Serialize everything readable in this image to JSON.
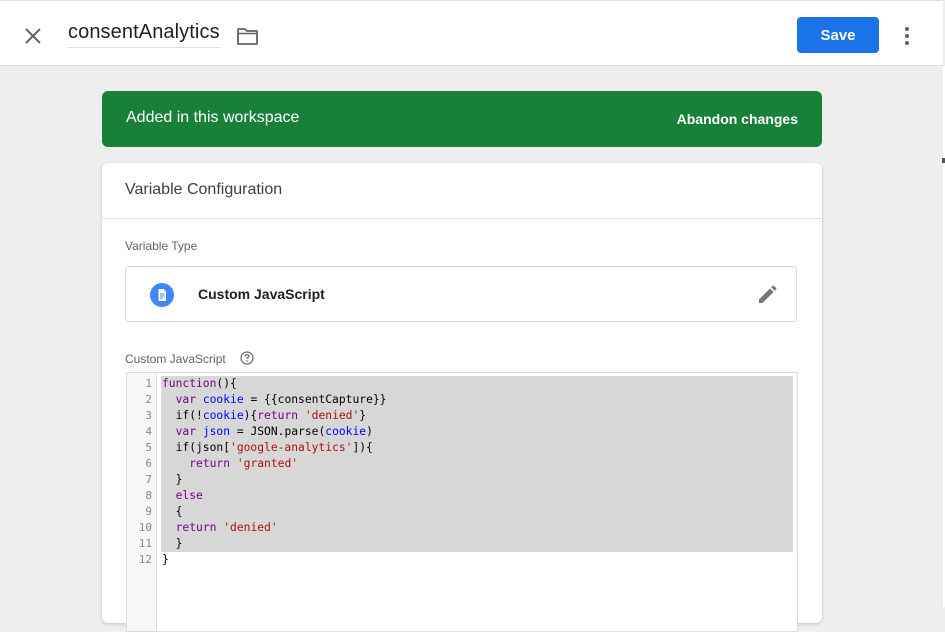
{
  "header": {
    "title": "consentAnalytics",
    "save_label": "Save",
    "close_icon": "close-icon",
    "folder_icon": "folder-icon",
    "more_icon": "more-vert-icon"
  },
  "banner": {
    "text": "Added in this workspace",
    "action": "Abandon changes",
    "color": "#188038"
  },
  "card": {
    "title": "Variable Configuration",
    "variable_type_label": "Variable Type",
    "variable_type": "Custom JavaScript",
    "code_label": "Custom JavaScript"
  },
  "editor": {
    "line_numbers": [
      "1",
      "2",
      "3",
      "4",
      "5",
      "6",
      "7",
      "8",
      "9",
      "10",
      "11",
      "12"
    ],
    "lines": [
      [
        {
          "t": "function",
          "c": "kw"
        },
        {
          "t": "(){",
          "c": ""
        }
      ],
      [
        {
          "t": "  ",
          "c": ""
        },
        {
          "t": "var",
          "c": "kw"
        },
        {
          "t": " ",
          "c": ""
        },
        {
          "t": "cookie",
          "c": "vn"
        },
        {
          "t": " = {{consentCapture}}",
          "c": ""
        }
      ],
      [
        {
          "t": "  if(!",
          "c": ""
        },
        {
          "t": "cookie",
          "c": "vn"
        },
        {
          "t": "){",
          "c": ""
        },
        {
          "t": "return",
          "c": "kw"
        },
        {
          "t": " ",
          "c": ""
        },
        {
          "t": "'denied'",
          "c": "st"
        },
        {
          "t": "}",
          "c": ""
        }
      ],
      [
        {
          "t": "  ",
          "c": ""
        },
        {
          "t": "var",
          "c": "kw"
        },
        {
          "t": " ",
          "c": ""
        },
        {
          "t": "json",
          "c": "vn"
        },
        {
          "t": " = JSON.parse(",
          "c": ""
        },
        {
          "t": "cookie",
          "c": "vn"
        },
        {
          "t": ")",
          "c": ""
        }
      ],
      [
        {
          "t": "  if(json[",
          "c": ""
        },
        {
          "t": "'google-analytics'",
          "c": "st"
        },
        {
          "t": "]){",
          "c": ""
        }
      ],
      [
        {
          "t": "    ",
          "c": ""
        },
        {
          "t": "return",
          "c": "kw"
        },
        {
          "t": " ",
          "c": ""
        },
        {
          "t": "'granted'",
          "c": "st"
        }
      ],
      [
        {
          "t": "  }",
          "c": ""
        }
      ],
      [
        {
          "t": "  ",
          "c": ""
        },
        {
          "t": "else",
          "c": "kw"
        }
      ],
      [
        {
          "t": "  {",
          "c": ""
        }
      ],
      [
        {
          "t": "  ",
          "c": ""
        },
        {
          "t": "return",
          "c": "kw"
        },
        {
          "t": " ",
          "c": ""
        },
        {
          "t": "'denied'",
          "c": "st"
        }
      ],
      [
        {
          "t": "  }",
          "c": ""
        }
      ],
      [
        {
          "t": "}",
          "c": ""
        }
      ]
    ]
  }
}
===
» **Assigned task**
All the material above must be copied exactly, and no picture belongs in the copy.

» **Your response**
Serialize everything readable in this image to JSON.
{
  "header": {
    "title": "consentAnalytics",
    "save_label": "Save",
    "close_icon": "close-icon",
    "folder_icon": "folder-icon",
    "more_icon": "more-vert-icon"
  },
  "banner": {
    "text": "Added in this workspace",
    "action": "Abandon changes",
    "color": "#188038"
  },
  "card": {
    "title": "Variable Configuration",
    "variable_type_label": "Variable Type",
    "variable_type": "Custom JavaScript",
    "code_label": "Custom JavaScript"
  },
  "editor": {
    "line_numbers": [
      "1",
      "2",
      "3",
      "4",
      "5",
      "6",
      "7",
      "8",
      "9",
      "10",
      "11",
      "12"
    ],
    "lines": [
      [
        {
          "t": "function",
          "c": "kw"
        },
        {
          "t": "(){",
          "c": ""
        }
      ],
      [
        {
          "t": "  ",
          "c": ""
        },
        {
          "t": "var",
          "c": "kw"
        },
        {
          "t": " ",
          "c": ""
        },
        {
          "t": "cookie",
          "c": "vn"
        },
        {
          "t": " = {{consentCapture}}",
          "c": ""
        }
      ],
      [
        {
          "t": "  if(!",
          "c": ""
        },
        {
          "t": "cookie",
          "c": "vn"
        },
        {
          "t": "){",
          "c": ""
        },
        {
          "t": "return",
          "c": "kw"
        },
        {
          "t": " ",
          "c": ""
        },
        {
          "t": "'denied'",
          "c": "st"
        },
        {
          "t": "}",
          "c": ""
        }
      ],
      [
        {
          "t": "  ",
          "c": ""
        },
        {
          "t": "var",
          "c": "kw"
        },
        {
          "t": " ",
          "c": ""
        },
        {
          "t": "json",
          "c": "vn"
        },
        {
          "t": " = JSON.parse(",
          "c": ""
        },
        {
          "t": "cookie",
          "c": "vn"
        },
        {
          "t": ")",
          "c": ""
        }
      ],
      [
        {
          "t": "  if(json[",
          "c": ""
        },
        {
          "t": "'google-analytics'",
          "c": "st"
        },
        {
          "t": "]){",
          "c": ""
        }
      ],
      [
        {
          "t": "    ",
          "c": ""
        },
        {
          "t": "return",
          "c": "kw"
        },
        {
          "t": " ",
          "c": ""
        },
        {
          "t": "'granted'",
          "c": "st"
        }
      ],
      [
        {
          "t": "  }",
          "c": ""
        }
      ],
      [
        {
          "t": "  ",
          "c": ""
        },
        {
          "t": "else",
          "c": "kw"
        }
      ],
      [
        {
          "t": "  {",
          "c": ""
        }
      ],
      [
        {
          "t": "  ",
          "c": ""
        },
        {
          "t": "return",
          "c": "kw"
        },
        {
          "t": " ",
          "c": ""
        },
        {
          "t": "'denied'",
          "c": "st"
        }
      ],
      [
        {
          "t": "  }",
          "c": ""
        }
      ],
      [
        {
          "t": "}",
          "c": ""
        }
      ]
    ]
  }
}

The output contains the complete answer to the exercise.